Kevin Dietsch Getty Images via Agence France-Presse “It is with a heavy heart but with a deep love for Harvard that I write to you to announce that I will be leaving my position as president,” Claudine Gay, 53, said in a resignation letter published Tuesday.
The president of the prestigious American university Harvard, Claudine Gay, announced her resignation on Tuesday, after accusations of plagiarism and a tense hearing in Congress on the fight against anti-Semitism on campus.
“It is with a heavy heart but with a deep love for Harvard that I write to announce that I will be stepping down as president,” Claudine Gay, 53, said in a resignation letter released Tuesday.< /p>
This political science professor — who in July became the first black president of Harvard University, located near Boston — has been under fire in recent weeks.
She was targeted by accusations of plagiarism linked to her university work, fueled by a conservative site, and by criticism linked to her responses, during a parliamentary hearing on the fight against anti-Semitism on campuses, to the elected official Republican Elise Stefanik, who likened some students' calls for an “Intifada” to incitement to “genocide against Jews in Israel and around the world.”
Since the bloody attack by Hamas in Israel on October 7, followed by deadly reprisals by the Israeli army in the Gaza Strip, the conflict has unleashed passions in the most renowned American universities.
Tuesday December 5, in a tense atmosphere, Claudine Gay and her counterparts from the University of Pennsylvania and the Massachusetts Institute of Technology, Elizabeth Magill and Sally Kornbluth, answered questions from elected officials for five hours of the House of Representatives.
When Ms. Stefanik asked whether “calling for the genocide of Jews violates Harvard's harassment policy, yes or no” ?, Ms. Gay responded, “It may, depending on the context,” before adding, ” If it's directed at a person. »
“If speech becomes action, it can become harassment,” Ms. Magill responded to the same question. “It’s a decision that depends on the context.”

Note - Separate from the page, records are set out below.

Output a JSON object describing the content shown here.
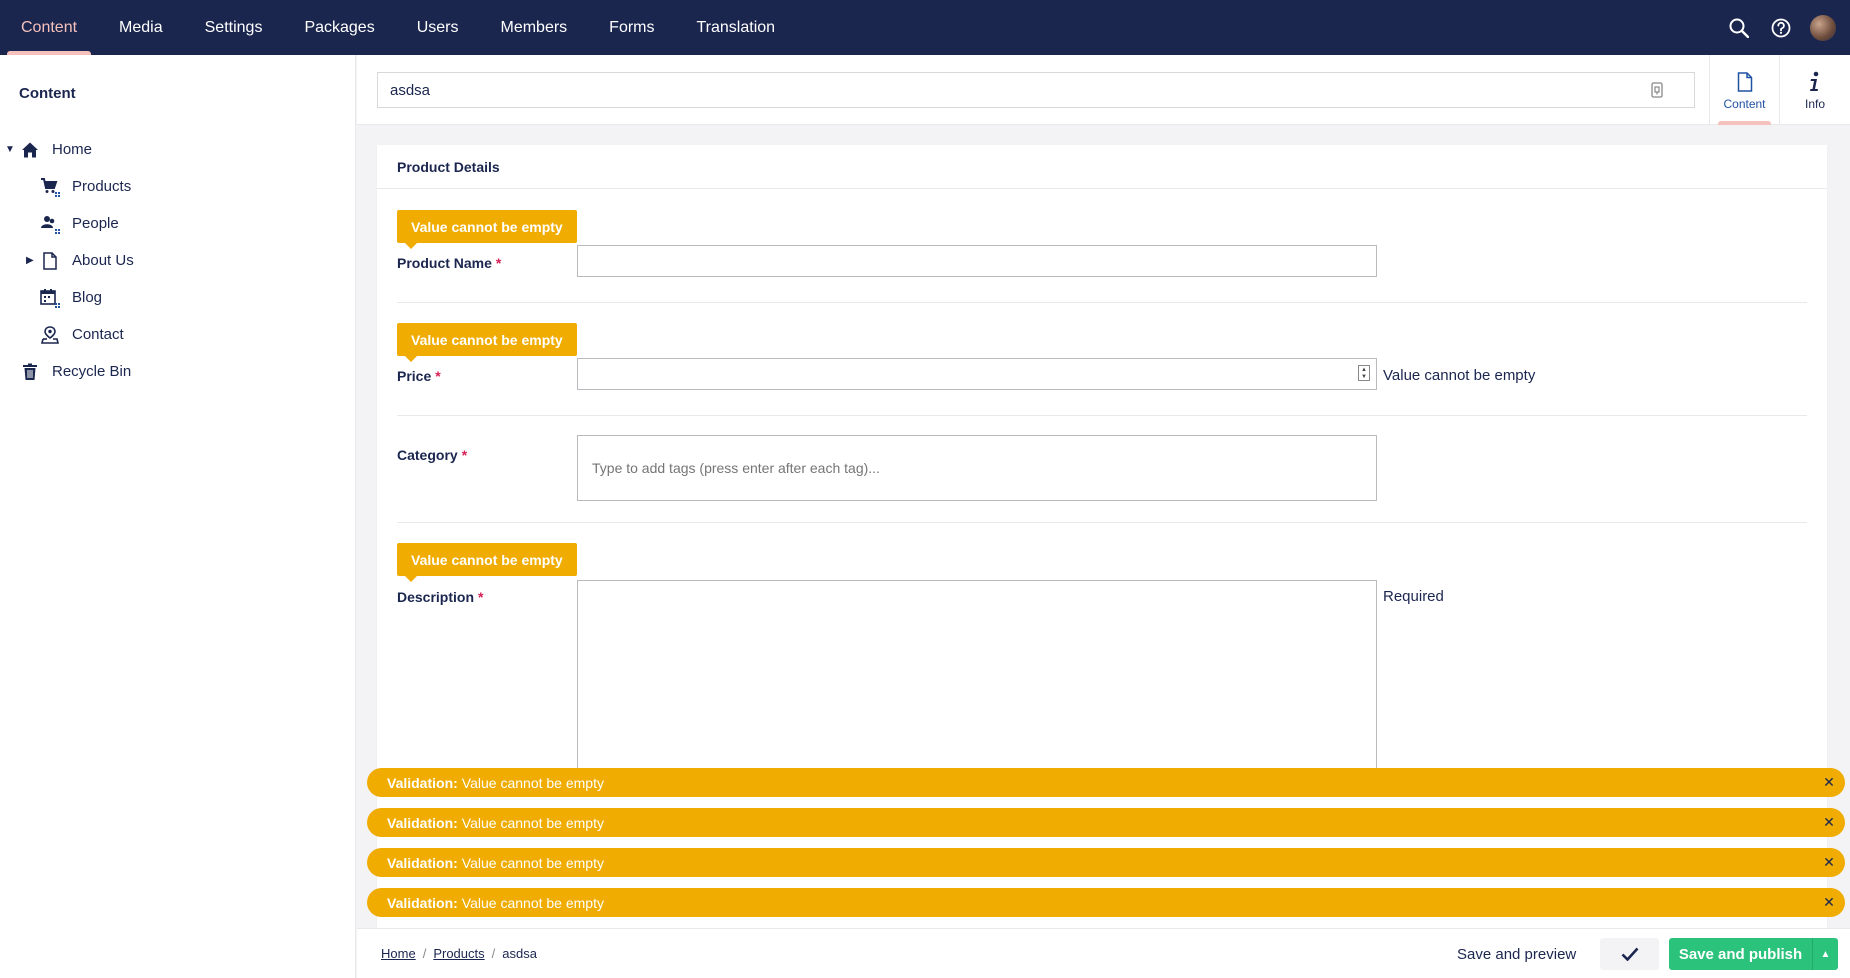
{
  "topnav": {
    "sections": [
      {
        "label": "Content",
        "active": true
      },
      {
        "label": "Media",
        "active": false
      },
      {
        "label": "Settings",
        "active": false
      },
      {
        "label": "Packages",
        "active": false
      },
      {
        "label": "Users",
        "active": false
      },
      {
        "label": "Members",
        "active": false
      },
      {
        "label": "Forms",
        "active": false
      },
      {
        "label": "Translation",
        "active": false
      }
    ],
    "icons": [
      "search-icon",
      "help-icon",
      "user-avatar"
    ]
  },
  "sidebar": {
    "title": "Content",
    "tree": [
      {
        "label": "Home",
        "icon": "home-icon",
        "expanded": true
      },
      {
        "label": "Products",
        "icon": "shopping-cart-icon"
      },
      {
        "label": "People",
        "icon": "people-icon"
      },
      {
        "label": "About Us",
        "icon": "document-icon",
        "has_children": true
      },
      {
        "label": "Blog",
        "icon": "calendar-icon"
      },
      {
        "label": "Contact",
        "icon": "map-location-icon"
      },
      {
        "label": "Recycle Bin",
        "icon": "trash-icon"
      }
    ]
  },
  "editor": {
    "node_name": "asdsa",
    "apps": [
      {
        "label": "Content",
        "icon": "document-icon",
        "active": true
      },
      {
        "label": "Info",
        "icon": "info-icon",
        "active": false
      }
    ],
    "group_title": "Product Details",
    "properties": [
      {
        "label": "Product Name",
        "required_mark": "*",
        "validation": "Value cannot be empty",
        "value": "",
        "message": ""
      },
      {
        "label": "Price",
        "required_mark": "*",
        "validation": "Value cannot be empty",
        "value": "",
        "message": "Value cannot be empty"
      },
      {
        "label": "Category",
        "required_mark": "*",
        "validation": "",
        "placeholder": "Type to add tags (press enter after each tag)...",
        "message": ""
      },
      {
        "label": "Description",
        "required_mark": "*",
        "validation": "Value cannot be empty",
        "value": "",
        "message": "Required"
      }
    ]
  },
  "notifications": [
    {
      "prefix": "Validation:",
      "text": "Value cannot be empty"
    },
    {
      "prefix": "Validation:",
      "text": "Value cannot be empty"
    },
    {
      "prefix": "Validation:",
      "text": "Value cannot be empty"
    },
    {
      "prefix": "Validation:",
      "text": "Value cannot be empty"
    }
  ],
  "footer": {
    "breadcrumb": [
      "Home",
      "Products",
      "asdsa"
    ],
    "save_preview_label": "Save and preview",
    "publish_label": "Save and publish"
  },
  "colors": {
    "nav_bg": "#1b264f",
    "active_accent": "#f5c1bc",
    "warning": "#f0ac00",
    "success": "#2bc37c"
  }
}
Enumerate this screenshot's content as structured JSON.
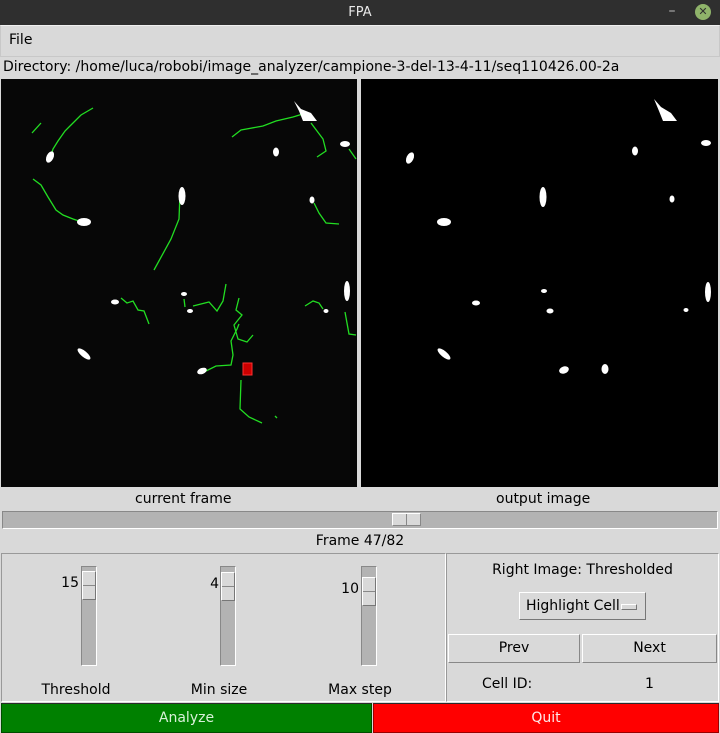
{
  "window": {
    "title": "FPA",
    "minimize_icon": "minimize-icon",
    "close_icon": "close-icon"
  },
  "menubar": {
    "items": [
      {
        "label": "File"
      }
    ]
  },
  "directory": "Directory: /home/luca/robobi/image_analyzer/campione-3-del-13-4-11/seq110426.00-2a",
  "images": {
    "left_caption": "current frame",
    "right_caption": "output image",
    "left_type": "microscope frame with green cell tracks and red highlighted cell",
    "right_type": "thresholded binary image",
    "track_color": "#22dd22",
    "highlight_color": "#cc0000"
  },
  "frame": {
    "label": "Frame 47/82",
    "current": 47,
    "total": 82
  },
  "sliders": [
    {
      "label": "Threshold",
      "value": "15",
      "fraction": 0.05
    },
    {
      "label": "Min size",
      "value": "4",
      "fraction": 0.06
    },
    {
      "label": "Max step",
      "value": "10",
      "fraction": 0.13
    }
  ],
  "right_panel": {
    "title": "Right Image: Thresholded",
    "option_menu": "Highlight Cell",
    "prev_label": "Prev",
    "next_label": "Next",
    "cell_id_label": "Cell ID:",
    "cell_id_value": "1"
  },
  "actions": {
    "analyze_label": "Analyze",
    "quit_label": "Quit",
    "analyze_color": "#008000",
    "quit_color": "#ff0000"
  }
}
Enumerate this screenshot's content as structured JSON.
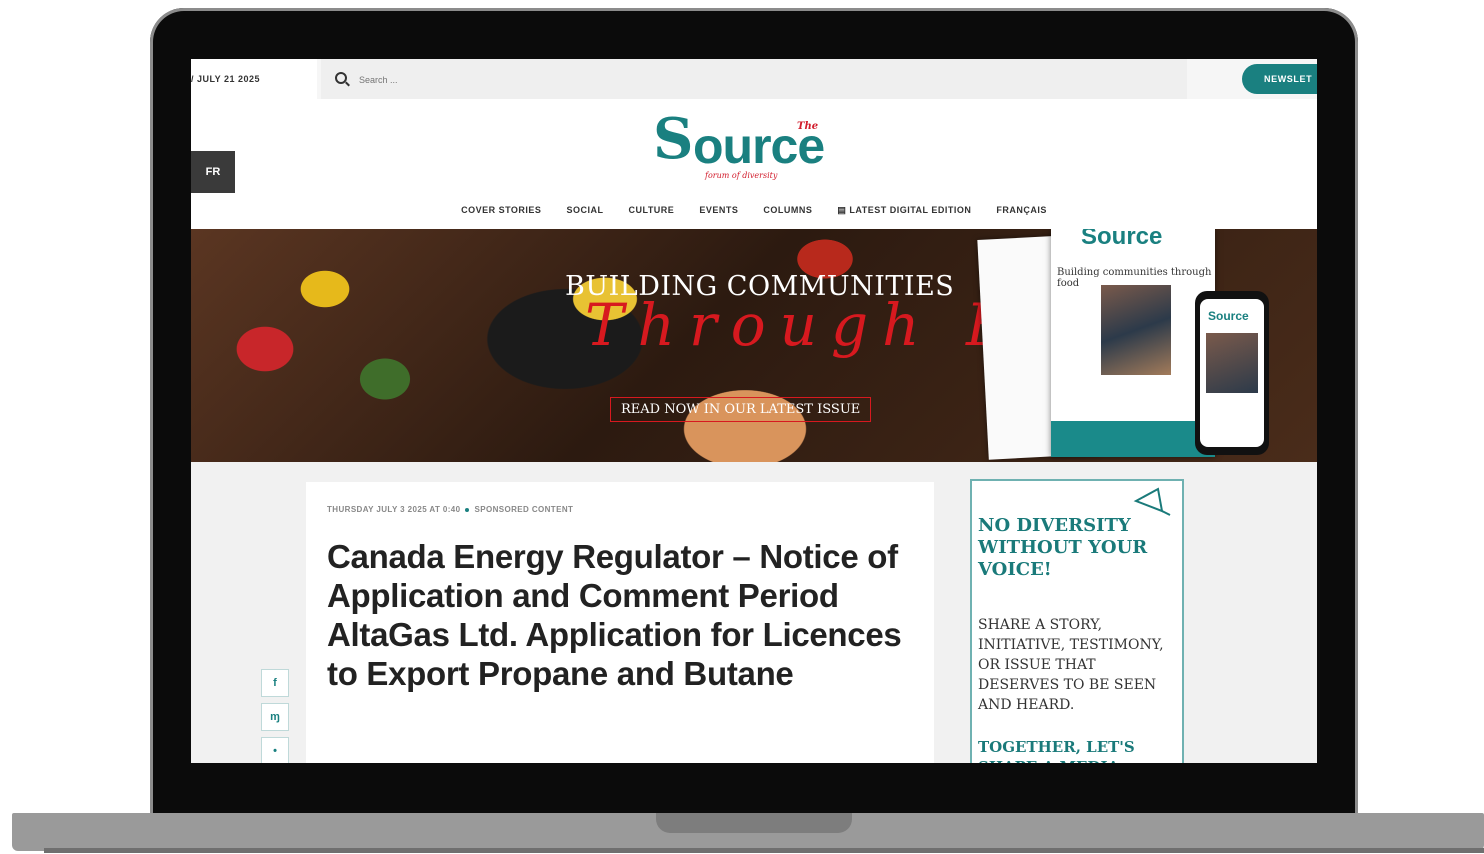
{
  "topbar": {
    "date": "/ JULY 21 2025",
    "search_placeholder": "Search ...",
    "newsletter_label": "NEWSLET"
  },
  "header": {
    "lang_button": "FR",
    "logo_the": "The",
    "logo_s": "S",
    "logo_rest": "ource",
    "logo_tagline": "forum of diversity"
  },
  "nav": {
    "items": [
      "COVER STORIES",
      "SOCIAL",
      "CULTURE",
      "EVENTS",
      "COLUMNS",
      "▤ LATEST DIGITAL EDITION",
      "FRANÇAIS"
    ]
  },
  "hero": {
    "title": "BUILDING COMMUNITIES",
    "script": "Through Food",
    "cta": "READ NOW IN OUR LATEST ISSUE",
    "magazine_logo": "Source",
    "magazine_headline": "Building communities through food",
    "phone_logo": "Source"
  },
  "article": {
    "date": "THURSDAY JULY 3 2025 AT 0:40",
    "category": "SPONSORED CONTENT",
    "headline": "Canada Energy Regulator – Notice of Application and Comment Period AltaGas Ltd. Application for Licences to Export Propane and Butane"
  },
  "share": {
    "facebook": "f",
    "bluesky": "ɱ",
    "twitter": "•"
  },
  "sidebar": {
    "heading": "NO DIVERSITY WITHOUT YOUR VOICE!",
    "body": "SHARE A STORY, INITIATIVE, TESTIMONY, OR ISSUE THAT DESERVES TO BE SEEN AND HEARD.",
    "cta": "TOGETHER, LET'S SHAPE A MEDIA"
  },
  "colors": {
    "brand_teal": "#1a8080",
    "brand_red": "#d21b2b"
  }
}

Their responses, which went viral, caused an outcry all the way to the White House, whose spokesperson, Andrew Bates, said it was “incredible that this should be said: calls for genocide are monstrous” .
“It has been complicated to see doubt hover over my commitments to confronting hatred and respecting academic rigor… and frightening to be the subject of personal attacks and threats fueled by racism,” explained Claudine Gay in her resignation letter.
She becomes the second president of the Ivy League – which brings together eight elite universities – to resign. In December, Elizabeth Magill, of the University of Pennsylvania, resigned in the face of pressure.
More than 70 lawmakers, including two Democrats, as well as alumni and high-profile donors had called for Ms. Gay's departure. The president, however, received the support of the educational community and was retained in her position in mid-December.
Harvard University's governing body, which accepted Ms. Gay's resignation on Tuesday, praised her “remarkable resilience in the face of continuing and deeply personal attacks.”
“While part of this affair took place publicly, much of it took the form of vile and in some cases racist attacks against her via shameful emails and phone calls,” the institution said in a statement. press release.
Republican Elise Stefanik, for her part, described this resignation on the scandal of any university in history.”
Born in New York into a family of Haitian immigrants, Claudine Gay will have served the shortest presidency in the history of the university since its founding in Cambridge, near Boston, in 1636.